*Material supplied*
--------------------------------------------------

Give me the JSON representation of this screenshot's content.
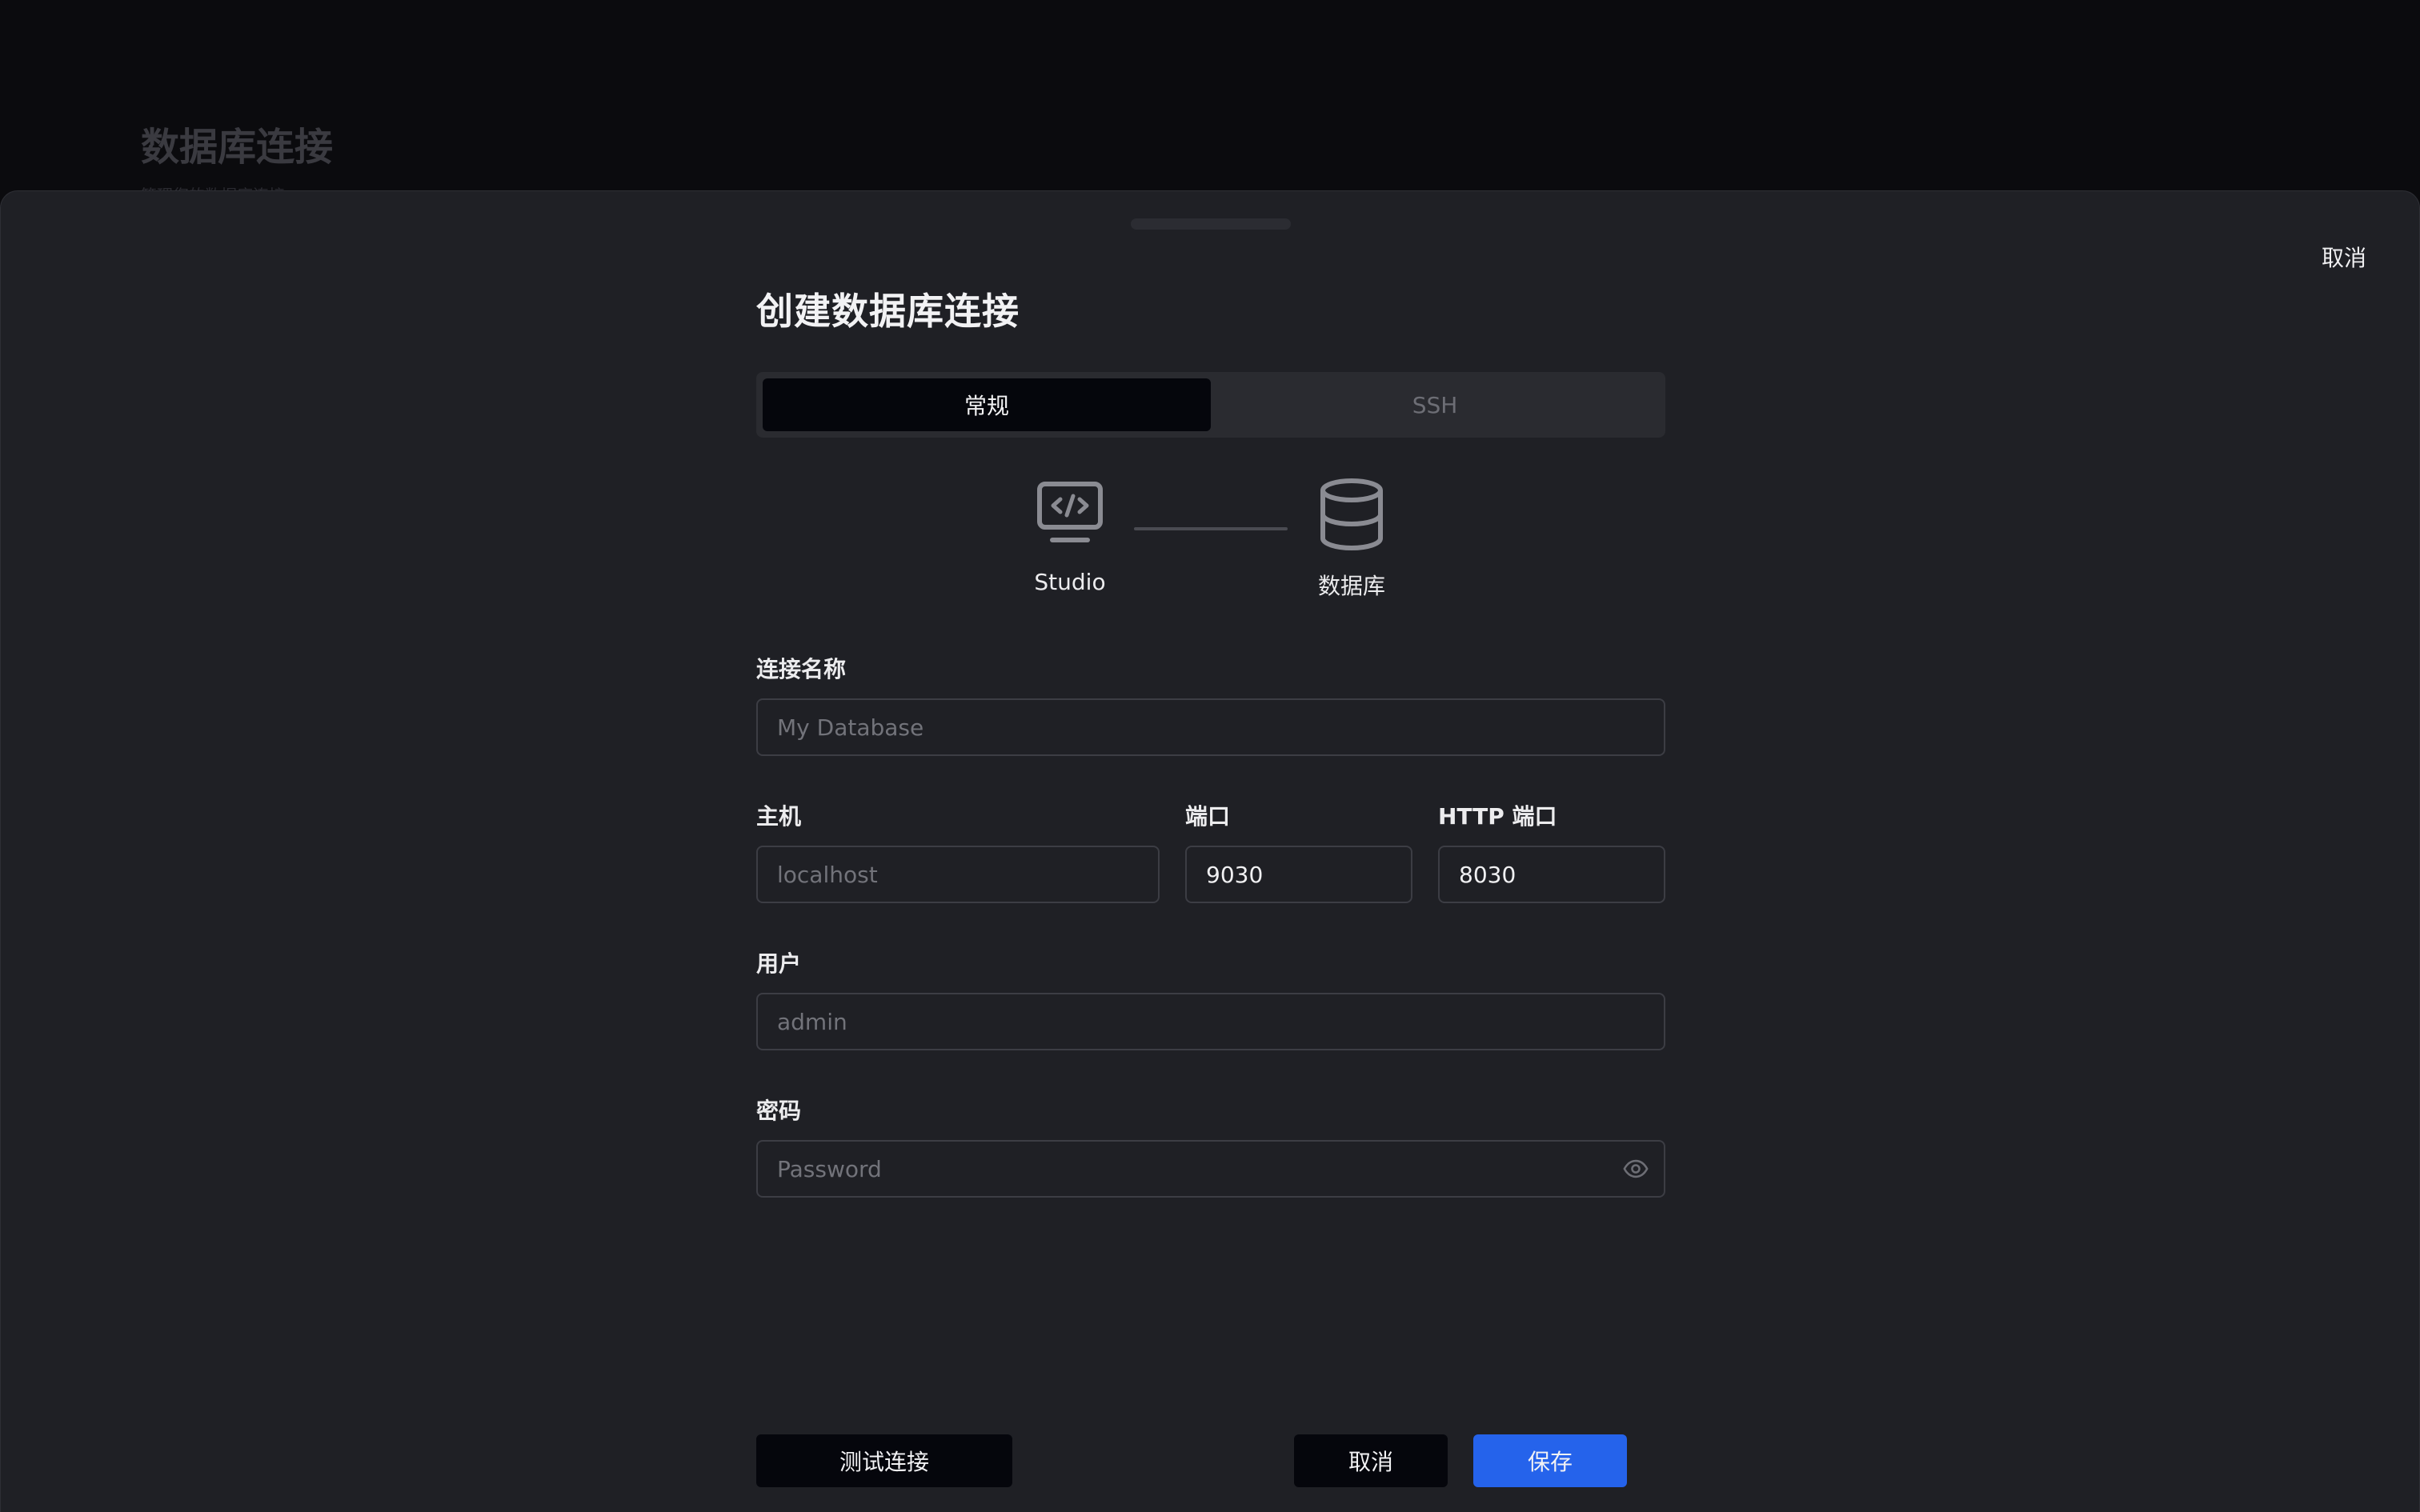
{
  "background": {
    "title": "数据库连接",
    "subtitle": "管理您的数据库连接"
  },
  "sheet": {
    "top_cancel_label": "取消",
    "title": "创建数据库连接",
    "tabs": [
      {
        "label": "常规",
        "active": true
      },
      {
        "label": "SSH",
        "active": false
      }
    ],
    "diagram": {
      "client_label": "Studio",
      "client_icon": "monitor-code-icon",
      "server_label": "数据库",
      "server_icon": "database-icon"
    },
    "fields": {
      "connection_name": {
        "label": "连接名称",
        "placeholder": "My Database",
        "value": ""
      },
      "host": {
        "label": "主机",
        "placeholder": "localhost",
        "value": ""
      },
      "port": {
        "label": "端口",
        "value": "9030"
      },
      "http_port": {
        "label": "HTTP 端口",
        "value": "8030"
      },
      "user": {
        "label": "用户",
        "placeholder": "admin",
        "value": ""
      },
      "password": {
        "label": "密码",
        "placeholder": "Password",
        "value": "",
        "toggle_icon": "eye-icon"
      }
    },
    "buttons": {
      "test": "测试连接",
      "cancel": "取消",
      "save": "保存"
    }
  },
  "colors": {
    "background": "#0b0b0e",
    "sheet": "#1f2025",
    "primary": "#2563eb",
    "dark_button": "#05060c"
  }
}
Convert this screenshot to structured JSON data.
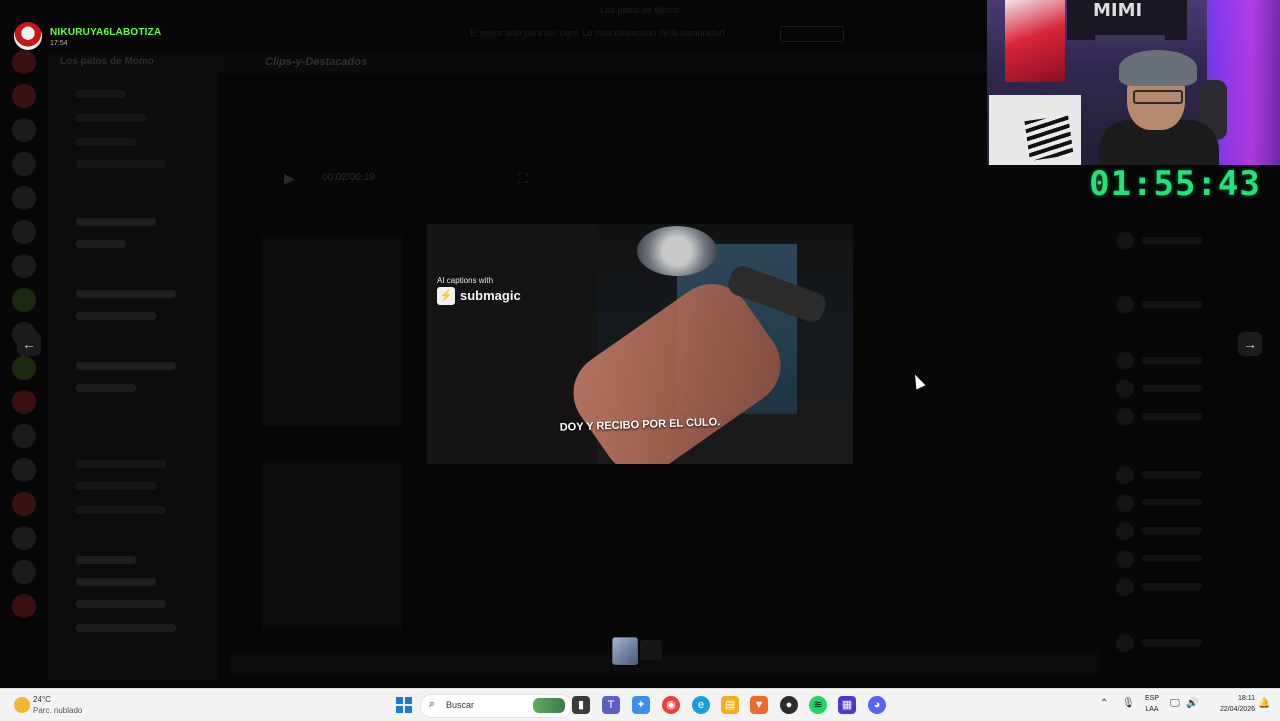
{
  "window": {
    "title": "Los patos de Momo"
  },
  "overlay": {
    "username": "NIKURUYA6LABOTIZA",
    "time": "17:54",
    "timer": "01:55:43"
  },
  "discord_bg": {
    "server_name": "Los patos de Momo",
    "channel_title": "Clips-y-Destacados",
    "banner_text": "El mejor sitio para ver clips, Lo más destacado de la comunidad",
    "video_time": "00:02/00:19"
  },
  "webcam": {
    "sign": "MIMI"
  },
  "viewer": {
    "ai_captions_label": "AI captions with",
    "brand": "submagic",
    "caption": "DOY Y RECIBO POR EL CULO.",
    "prev_label": "←",
    "next_label": "→"
  },
  "taskbar": {
    "weather_temp": "24°C",
    "weather_desc": "Parc. nublado",
    "search_placeholder": "Buscar",
    "lang_top": "ESP",
    "lang_bottom": "LAA",
    "clock_time": "18:11",
    "clock_date": "22/04/2026"
  }
}
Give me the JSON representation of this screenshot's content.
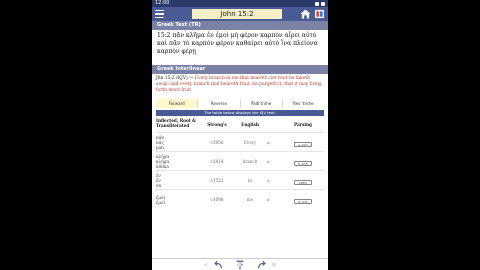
{
  "status_bar": {
    "time": "12:00"
  },
  "app_bar": {
    "reference": "John 15:2"
  },
  "greek_text": {
    "header": "Greek Text (TR)",
    "text": "15:2 πᾶν κλῆμα ἐν ἐμοὶ μὴ φέρον καρπὸν αἴρει αὐτό καὶ πᾶν  τὸ καρπὸν φέρον καθαίρει αὐτὸ ἵνα πλείονα καρπὸν φέρῃ"
  },
  "interlinear": {
    "header": "Greek Interlinear",
    "verse_ref": "Jhn 15:2 (KJV) —",
    "verse_text": "Every branch in me that beareth not fruit he taketh away: and every branch that beareth fruit, he purgeth it, that it may bring forth more fruit."
  },
  "tabs": [
    {
      "label": "Forward"
    },
    {
      "label": "Reverse"
    },
    {
      "label": "Padi'trime"
    },
    {
      "label": "Rev 'trime"
    }
  ],
  "table_note": "The table below displays the KJV text.",
  "table_headers": {
    "word": "Inflected, Root & Transliterated",
    "strongs": "Strong's",
    "english": "English",
    "parsing": "Parsing"
  },
  "rows": [
    {
      "inflected": "πᾶν",
      "root": "πᾶς",
      "translit": "pan",
      "strongs": "3956",
      "english": "Every",
      "parsing": "A-ASN"
    },
    {
      "inflected": "κλῆμα",
      "root": "κλῆμα",
      "translit": "klēma",
      "strongs": "2814",
      "english": "branch",
      "parsing": "N-ASN"
    },
    {
      "inflected": "ἐν",
      "root": "ἐν",
      "translit": "en",
      "strongs": "1722",
      "english": "in",
      "parsing": "PREP"
    },
    {
      "inflected": "ἐμοὶ",
      "root": "ἐμοὶ",
      "translit": "",
      "strongs": "1698",
      "english": "me",
      "parsing": "P-1DS"
    }
  ],
  "icons": {
    "menu": "hamburger-icon",
    "home": "home-icon",
    "ebook": "ebook-icon",
    "back": "curved-arrow-left-icon",
    "top": "arrow-up-icon",
    "forward": "curved-arrow-right-icon",
    "speaker": "speaker-icon"
  },
  "colors": {
    "app_bar": "#4a5a94",
    "status_bar": "#2c3a6b",
    "section_header": "#7b82a6",
    "reference_bg": "#f6efc6",
    "verse_text": "#c0392b",
    "active_tab": "#fff8cc"
  }
}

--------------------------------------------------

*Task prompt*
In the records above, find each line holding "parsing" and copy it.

*Response to the exercise*
    "parsing": "Parsing"
      "parsing": "A-ASN"
      "parsing": "N-ASN"
      "parsing": "PREP"
      "parsing": "P-1DS"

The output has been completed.